Recorded data =>
- - - - -

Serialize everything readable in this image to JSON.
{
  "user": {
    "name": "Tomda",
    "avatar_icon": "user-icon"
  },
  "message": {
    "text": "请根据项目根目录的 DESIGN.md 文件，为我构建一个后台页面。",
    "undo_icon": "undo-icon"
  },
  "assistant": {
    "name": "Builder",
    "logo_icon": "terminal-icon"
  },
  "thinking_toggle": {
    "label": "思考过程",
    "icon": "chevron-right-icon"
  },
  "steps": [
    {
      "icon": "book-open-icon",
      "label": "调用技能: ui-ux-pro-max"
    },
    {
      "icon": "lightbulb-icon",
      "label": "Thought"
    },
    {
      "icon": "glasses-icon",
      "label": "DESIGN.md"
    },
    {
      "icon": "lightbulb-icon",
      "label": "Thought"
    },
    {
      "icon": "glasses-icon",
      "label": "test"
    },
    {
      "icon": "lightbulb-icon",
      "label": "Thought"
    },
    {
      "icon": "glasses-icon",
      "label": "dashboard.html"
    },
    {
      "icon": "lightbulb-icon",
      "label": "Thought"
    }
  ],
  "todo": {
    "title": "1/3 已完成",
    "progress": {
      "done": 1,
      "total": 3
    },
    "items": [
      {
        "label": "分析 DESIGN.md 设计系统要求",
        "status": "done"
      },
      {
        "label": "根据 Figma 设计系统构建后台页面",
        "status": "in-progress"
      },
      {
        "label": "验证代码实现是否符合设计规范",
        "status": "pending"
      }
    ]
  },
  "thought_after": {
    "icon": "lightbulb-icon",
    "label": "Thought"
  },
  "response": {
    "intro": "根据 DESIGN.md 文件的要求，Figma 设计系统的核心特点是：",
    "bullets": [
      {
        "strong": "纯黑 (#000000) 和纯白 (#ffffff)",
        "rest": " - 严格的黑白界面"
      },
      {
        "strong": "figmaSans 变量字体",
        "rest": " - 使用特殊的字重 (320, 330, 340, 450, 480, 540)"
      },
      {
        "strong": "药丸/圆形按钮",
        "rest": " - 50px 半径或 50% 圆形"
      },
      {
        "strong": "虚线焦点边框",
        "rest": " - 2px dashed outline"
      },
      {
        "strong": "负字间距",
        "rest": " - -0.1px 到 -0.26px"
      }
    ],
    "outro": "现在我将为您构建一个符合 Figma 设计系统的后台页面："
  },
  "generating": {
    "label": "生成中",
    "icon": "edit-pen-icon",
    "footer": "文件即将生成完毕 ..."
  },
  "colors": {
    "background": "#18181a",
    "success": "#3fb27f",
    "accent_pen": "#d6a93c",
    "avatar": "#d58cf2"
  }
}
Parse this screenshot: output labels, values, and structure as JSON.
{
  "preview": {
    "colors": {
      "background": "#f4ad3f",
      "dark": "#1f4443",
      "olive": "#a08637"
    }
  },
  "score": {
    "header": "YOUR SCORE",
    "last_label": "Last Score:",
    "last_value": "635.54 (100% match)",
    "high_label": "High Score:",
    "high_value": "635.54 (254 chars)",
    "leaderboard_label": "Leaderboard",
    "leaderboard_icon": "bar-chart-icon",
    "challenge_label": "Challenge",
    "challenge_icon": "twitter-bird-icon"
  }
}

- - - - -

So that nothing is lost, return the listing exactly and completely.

Solution to the problem =>
Serialize everything readable in this image to JSON.
{
  "user": {
    "name": "Tomda",
    "avatar_icon": "user-icon"
  },
  "message": {
    "text": "请根据项目根目录的 DESIGN.md 文件，为我构建一个后台页面。",
    "undo_icon": "undo-icon"
  },
  "assistant": {
    "name": "Builder",
    "logo_icon": "terminal-icon"
  },
  "thinking_toggle": {
    "label": "思考过程",
    "icon": "chevron-right-icon"
  },
  "steps": [
    {
      "icon": "book-open-icon",
      "label": "调用技能: ui-ux-pro-max"
    },
    {
      "icon": "lightbulb-icon",
      "label": "Thought"
    },
    {
      "icon": "glasses-icon",
      "label": "DESIGN.md"
    },
    {
      "icon": "lightbulb-icon",
      "label": "Thought"
    },
    {
      "icon": "glasses-icon",
      "label": "test"
    },
    {
      "icon": "lightbulb-icon",
      "label": "Thought"
    },
    {
      "icon": "glasses-icon",
      "label": "dashboard.html"
    },
    {
      "icon": "lightbulb-icon",
      "label": "Thought"
    }
  ],
  "todo": {
    "title": "1/3 已完成",
    "progress": {
      "done": 1,
      "total": 3
    },
    "items": [
      {
        "label": "分析 DESIGN.md 设计系统要求",
        "status": "done"
      },
      {
        "label": "根据 Figma 设计系统构建后台页面",
        "status": "in-progress"
      },
      {
        "label": "验证代码实现是否符合设计规范",
        "status": "pending"
      }
    ]
  },
  "thought_after": {
    "icon": "lightbulb-icon",
    "label": "Thought"
  },
  "response": {
    "intro": "根据 DESIGN.md 文件的要求，Figma 设计系统的核心特点是：",
    "bullets": [
      {
        "strong": "纯黑 (#000000) 和纯白 (#ffffff)",
        "rest": " - 严格的黑白界面"
      },
      {
        "strong": "figmaSans 变量字体",
        "rest": " - 使用特殊的字重 (320, 330, 340, 450, 480, 540)"
      },
      {
        "strong": "药丸/圆形按钮",
        "rest": " - 50px 半径或 50% 圆形"
      },
      {
        "strong": "虚线焦点边框",
        "rest": " - 2px dashed outline"
      },
      {
        "strong": "负字间距",
        "rest": " - -0.1px 到 -0.26px"
      }
    ],
    "outro": "现在我将为您构建一个符合 Figma 设计系统的后台页面："
  },
  "generating": {
    "label": "生成中",
    "icon": "edit-pen-icon",
    "footer": "文件即将生成完毕 ..."
  },
  "colors": {
    "background": "#18181a",
    "success": "#3fb27f",
    "accent_pen": "#d6a93c",
    "avatar": "#d58cf2"
  }
}
Parse this screenshot: output labels, values, and structure as JSON.
{
  "preview": {
    "colors": {
      "background": "#f4ad3f",
      "dark": "#1f4443",
      "olive": "#a08637"
    }
  },
  "score": {
    "header": "YOUR SCORE",
    "last_label": "Last Score:",
    "last_value": "635.54 (100% match)",
    "high_label": "High Score:",
    "high_value": "635.54 (254 chars)",
    "leaderboard_label": "Leaderboard",
    "leaderboard_icon": "bar-chart-icon",
    "challenge_label": "Challenge",
    "challenge_icon": "twitter-bird-icon"
  }
}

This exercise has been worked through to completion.